On Monday afternoon, Maplewood police received a frightening phone call that led them running to the house of a couple and their young kid, but it turned out to be a false alarm.
According to Police Chief James DeVaul, about 3:40 p.m. on Monday, someone called the police non-emergency line and said, “My father just shot my mother in the face” and supplied a street address. After that, the caller hung up.
Patrols circled the house and used the vehicle’s public address system to address the residents. The residents of the house were instructed to leave by the police. A couple and their small daughter were among the occupants.
“They were really taken aback by the call,” DeVaul added.
The residence was searched, but no proof of a crime was discovered.
A Nixle notice had also been sent out to households to warn them of the potential threat. When the call was confirmed to be false, it was updated.
The call is being investigated by detectives.
“These are incredibly severe and hazardous calls,” DeVaul added. “It might have easily escalated into resistance, escalation, a use-of-force event, and great tension and worry for everyone concerned.”
He said, “I feel a tremendous deal of sympathy and pity for the inhabitants, who must have been terrified. MFD and EMS were sent and stationed near the area until the situation was stabilized. The inhabitants did not make any demands for medical help at the time.”
“I want to praise my officers for doing an absolutely excellent job in the face of such danger and for being able to de-escalate when the situation and incident specifics required,” he added.
These sorts of “Swatting” calls have previously been reported in the region. Someone contacted Westfield police last October and stated he “shot his father and tied up his mother in the bathtub” and supplied a Springfield location. Police hurried to the address, but found nothing.

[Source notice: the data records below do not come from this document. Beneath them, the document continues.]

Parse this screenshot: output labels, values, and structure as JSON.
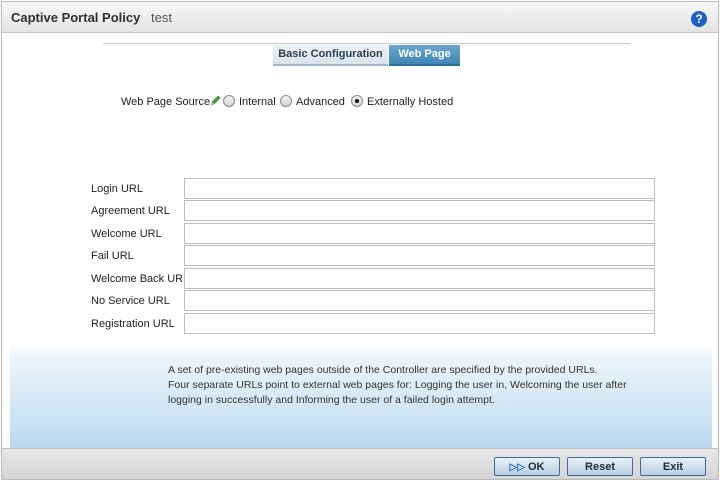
{
  "window": {
    "title": "Captive Portal Policy",
    "subtitle": "test",
    "help_glyph": "?"
  },
  "tabs": [
    {
      "label": "Basic Configuration",
      "active": false
    },
    {
      "label": "Web Page",
      "active": true
    }
  ],
  "web_page_source": {
    "label": "Web Page Source",
    "options": [
      {
        "label": "Internal",
        "selected": false
      },
      {
        "label": "Advanced",
        "selected": false
      },
      {
        "label": "Externally Hosted",
        "selected": true
      }
    ]
  },
  "url_fields": [
    {
      "label": "Login URL",
      "value": ""
    },
    {
      "label": "Agreement URL",
      "value": ""
    },
    {
      "label": "Welcome URL",
      "value": ""
    },
    {
      "label": "Fail URL",
      "value": ""
    },
    {
      "label": "Welcome Back URL",
      "value": ""
    },
    {
      "label": "No Service URL",
      "value": ""
    },
    {
      "label": "Registration URL",
      "value": ""
    }
  ],
  "info_lines": [
    "A set of pre-existing web pages outside of the Controller are specified by the provided URLs.",
    "Four separate URLs point to external web pages for: Logging the user in, Welcoming the user after",
    "logging in successfully and Informing the user of a failed login attempt."
  ],
  "buttons": {
    "ok": "OK",
    "reset": "Reset",
    "exit": "Exit"
  },
  "icons": {
    "help": "help-icon",
    "edit": "pencil-icon",
    "ok": "ok-arrow-icon"
  },
  "colors": {
    "accent": "#1a62c9",
    "active_tab": "#4f93c1",
    "pencil": "#3aa53a"
  }
}
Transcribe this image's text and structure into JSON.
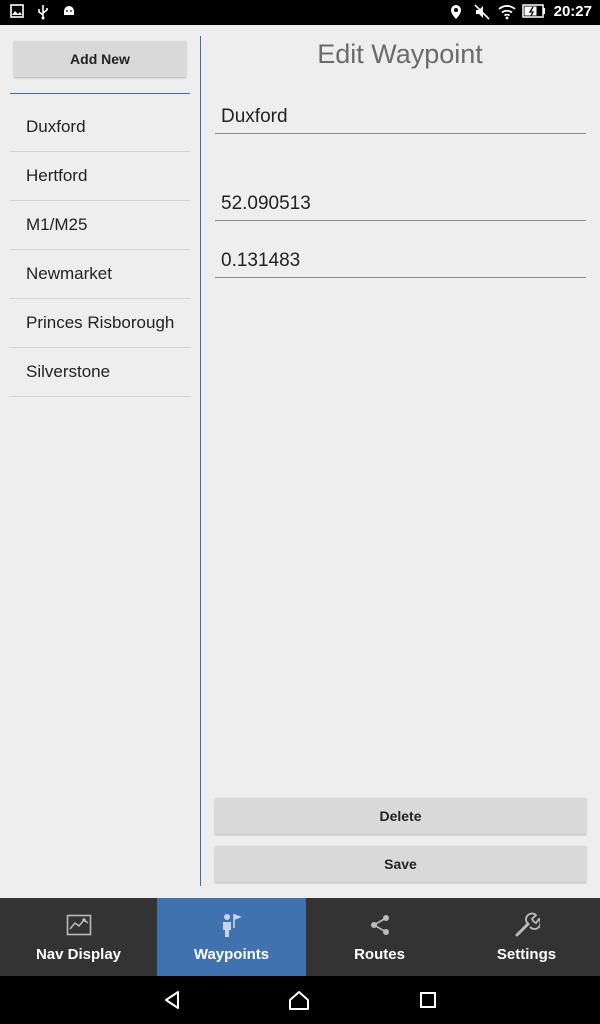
{
  "status_bar": {
    "time": "20:27",
    "left_icons": [
      "image-icon",
      "usb-icon",
      "android-debug-icon"
    ],
    "right_icons": [
      "location-icon",
      "mute-icon",
      "wifi-icon",
      "battery-charging-icon"
    ]
  },
  "left_pane": {
    "add_new_label": "Add New",
    "waypoints": [
      {
        "label": "Duxford"
      },
      {
        "label": "Hertford"
      },
      {
        "label": "M1/M25"
      },
      {
        "label": "Newmarket"
      },
      {
        "label": "Princes Risborough"
      },
      {
        "label": "Silverstone"
      }
    ]
  },
  "edit": {
    "title": "Edit Waypoint",
    "name_value": "Duxford",
    "latitude_value": "52.090513",
    "longitude_value": "0.131483",
    "delete_label": "Delete",
    "save_label": "Save"
  },
  "tabs": [
    {
      "label": "Nav Display",
      "icon": "map-icon",
      "active": false
    },
    {
      "label": "Waypoints",
      "icon": "waypoint-flag-icon",
      "active": true
    },
    {
      "label": "Routes",
      "icon": "share-nodes-icon",
      "active": false
    },
    {
      "label": "Settings",
      "icon": "wrench-icon",
      "active": false
    }
  ],
  "colors": {
    "accent": "#3f72ae",
    "tab_bar_bg": "#333333",
    "content_bg": "#eeeeee",
    "button_bg": "#d9d9d9"
  }
}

“The action or practice of placing a hoax call to emergency services in an attempt to bring about the dispatch of a large number of armed police officers,” according to the Oxford definition.
However, this sort of prank might have catastrophic effects, such as causing an accident or tying up staff who might be required for another emergency.
Making a bogus 911 call is also illegal, according to the FBI’s Swatting website. In 2008, they claim to have discovered the “phone hacking epidemic.”
A 19-year-old hacker was sentenced to more than 11 years in jail in 2009, according to the FBI, for making many “swatting” calls.
According to federal prison records, the individual was freed nine years later in October 2018.